There has never been much of a reservoir of respect in Barack Obama’s White House for the Republican Party. The disdain is partly the reflex of Chicago-bred operatives who found John McCain’s campaign soft and clumsy; partly the mindset of intellectual liberals who view John Boehner and Mitch McConnell as pedestrian local Civitans made good; but mostly it is the product of a worldview that sees conservatism as neither trendy nor clever, and as the fading gasp of a whiter, duller society. By all lights, Team Obama expected to dismantle Mitt Romney, who seems to them to crystallize all the inadequacies of their opposition.
So, imagine their perplexity that Romney is either slightly ahead, or tied with Obama as spring heads to summer. For all of the Obama campaign’s tendencies to discredit any polling they don’t like, the numbers tell a more or less consistent story: Gallup puts Romney’s chronically low favorable ratings at their highest point yet, about even with Obama’s; CBS/New York Times reveals that the president’s much touted embrace of same sex marriage hurts him more than it helps, and that strikingly, nearly seventy percent of the country attributes the president’s history-making on the subject to political motives. ABC/Washington Post shows that a country preoccupied with the economy believes that a Romney presidency will make it better, and that an Obama reelection will have little effect.
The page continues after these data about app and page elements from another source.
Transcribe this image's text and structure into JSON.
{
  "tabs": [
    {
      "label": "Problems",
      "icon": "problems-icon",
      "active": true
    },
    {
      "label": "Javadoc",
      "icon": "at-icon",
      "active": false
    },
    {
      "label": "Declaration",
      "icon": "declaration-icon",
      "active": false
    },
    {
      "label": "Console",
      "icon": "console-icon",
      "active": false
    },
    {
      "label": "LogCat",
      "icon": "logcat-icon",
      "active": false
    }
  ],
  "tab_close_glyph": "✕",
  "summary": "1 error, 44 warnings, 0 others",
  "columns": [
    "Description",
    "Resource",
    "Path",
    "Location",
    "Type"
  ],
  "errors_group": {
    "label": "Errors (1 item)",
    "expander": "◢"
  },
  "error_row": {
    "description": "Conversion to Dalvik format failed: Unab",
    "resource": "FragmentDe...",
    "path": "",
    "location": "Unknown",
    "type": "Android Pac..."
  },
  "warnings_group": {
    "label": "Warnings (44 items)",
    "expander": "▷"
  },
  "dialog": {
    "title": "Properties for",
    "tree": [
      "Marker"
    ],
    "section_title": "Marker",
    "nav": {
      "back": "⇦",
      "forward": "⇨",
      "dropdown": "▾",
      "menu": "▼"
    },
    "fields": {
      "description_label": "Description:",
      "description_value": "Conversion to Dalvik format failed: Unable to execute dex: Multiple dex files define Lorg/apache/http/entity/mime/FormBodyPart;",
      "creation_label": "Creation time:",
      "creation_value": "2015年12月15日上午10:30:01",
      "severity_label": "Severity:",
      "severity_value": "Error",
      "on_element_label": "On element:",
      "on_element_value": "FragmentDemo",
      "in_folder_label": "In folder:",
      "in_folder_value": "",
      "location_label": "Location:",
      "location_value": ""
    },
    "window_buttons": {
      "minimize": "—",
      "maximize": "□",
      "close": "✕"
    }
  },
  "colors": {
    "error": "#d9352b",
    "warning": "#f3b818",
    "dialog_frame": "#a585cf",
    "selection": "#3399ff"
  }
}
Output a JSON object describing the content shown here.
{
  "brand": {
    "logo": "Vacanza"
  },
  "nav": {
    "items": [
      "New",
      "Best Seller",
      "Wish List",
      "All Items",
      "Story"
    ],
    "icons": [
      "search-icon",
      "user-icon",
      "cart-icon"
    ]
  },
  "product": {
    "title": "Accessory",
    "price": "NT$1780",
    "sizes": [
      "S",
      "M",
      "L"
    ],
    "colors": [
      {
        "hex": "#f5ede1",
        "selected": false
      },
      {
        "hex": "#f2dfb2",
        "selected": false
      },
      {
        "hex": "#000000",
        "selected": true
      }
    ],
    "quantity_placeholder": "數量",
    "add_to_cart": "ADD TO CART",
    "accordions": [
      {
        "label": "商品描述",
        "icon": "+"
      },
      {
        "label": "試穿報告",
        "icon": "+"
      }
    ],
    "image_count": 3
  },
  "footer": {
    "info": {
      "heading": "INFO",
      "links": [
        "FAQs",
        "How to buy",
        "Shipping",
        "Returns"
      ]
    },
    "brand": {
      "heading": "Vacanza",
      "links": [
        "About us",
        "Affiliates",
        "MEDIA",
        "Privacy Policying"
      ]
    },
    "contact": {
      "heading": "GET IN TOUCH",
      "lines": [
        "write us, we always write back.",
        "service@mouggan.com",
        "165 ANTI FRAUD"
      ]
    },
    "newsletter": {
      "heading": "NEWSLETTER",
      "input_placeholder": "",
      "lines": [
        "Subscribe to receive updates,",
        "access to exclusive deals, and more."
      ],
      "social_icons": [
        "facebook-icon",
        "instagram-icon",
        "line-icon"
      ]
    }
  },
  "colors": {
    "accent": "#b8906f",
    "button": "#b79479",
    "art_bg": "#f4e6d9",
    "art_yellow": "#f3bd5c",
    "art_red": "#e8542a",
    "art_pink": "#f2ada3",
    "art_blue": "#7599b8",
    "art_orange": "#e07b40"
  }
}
Even the atmospherics seem off. Newark Mayor Cory Booker, a rising folk hero in Democratic circles and a favorite Obama surrogate, bashed the campaign’s latest foray into Bain Capital bashing and declared it about as relevant as Obama’s tortured history with Jeremiah Wright (as any decent political junkie knows, the diversion of the week was a bid by a freelancing GOP operative to get financing for an ad buy dredging up the Reverend). An Obama commencement speech at a women’s college drew sour reviews for spending too much time in campaign mode. More substantively, the European economic consensus is unraveling, which may portend dire consequences for domestic capital markets come late summer.
Betting against Obama this November is still an uphill wager. Incumbent presidents in the last 80 years have won, unless their party’s share of the electorate has shriveled to 30% (Gerald Ford), or they are facing charismatic, inspirational challengers (Reagan v. Carter, Bush 41 v. Clinton). But it is apparent that unlike his predecessors who won second terms, Obama’s approval ratings six months out are still below 50%, and the prospects of a robust economic recovery seem thin. It is just as clear that the mainstream press’s incessant cheerleading is not the decisive force it was four years ago.
So, Mitt Romney has a pathway now and it seems to have two distinct dimensions to it. The first is to drive home the notion that Obama has not been the president he promised to be. Instead of governing as a post-partisan unifier, Obama has emerged as the president who reconsolidated the liberal grip on his party. He will campaign as an unapologetic defender of expanded government and a liberal social agenda, whose sole announced aspiration for a second term is boosting taxes on the rich: arguably, in the modern era, only George McGovern and John Kerry have campaigned so emphatically from the left.
It will also not be hard for Romney to capture the reality that in most measures, the nation is more fractured and less confident of its course than seemed conceivable in the afterglow of Obama’s inauguration. In fact, if Romney is artful about it, he has the potential to make the refrain “are we more united today than we were four years ago” the contemporary version of Ronald Reagan’s both high-minded and visceral punch at Carter in 1980 (“are we better off now than four years ago”?).
Second, the message about Obama’s economic stewardship works best when it is tied to a theme that Obama is settling for economic mediocrity. The earlier Romney arguments not only exaggerated the president’s shortcomings, they seemed too tethered to a projection of gloom and decline. His campaign is slowly making its way to a more viable case that instead of being an abject failure, Obama has aimed too low—more or less conceding that slow growth, the weakest labor force since 1981, wage stagnation, and depressed home values are the new normal. It’s a stab at the transformational rhetoric of 2008 and if done right, it complements the claim that Obama’s own ideological ambitions steered him away from a laser-like focus on the economy.
To be sure, Romney will be haunted by the fact that not one of his party’s signature policy proposals enjoys significant public support—from preserving the Bush tax cuts on the wealthy, to scaling back retirement security programs. Even the unpopularity of the new health care law is an unpredictable element: should the Supreme Court overturn the law in its entirety, Romney will be pressed to describe whether he would revive some of the law’s more popular features like eliminating pre-existing illness exclusions.
But the back-and-forth over ideology and policy is a mixed bag for both sides. The pivotal independent voters in the center remain ambivalent over which future would cause them more grief, Obama unleashed or Romney upending Obama’s priorities. That ambivalence and this razor-thin race are an improvement over the one-sided framework Democrats confidently expected two months ago—a resurgent, inspirational president against an overmatched, pandering, unglamorous rival. Against all odds, Romney could win this.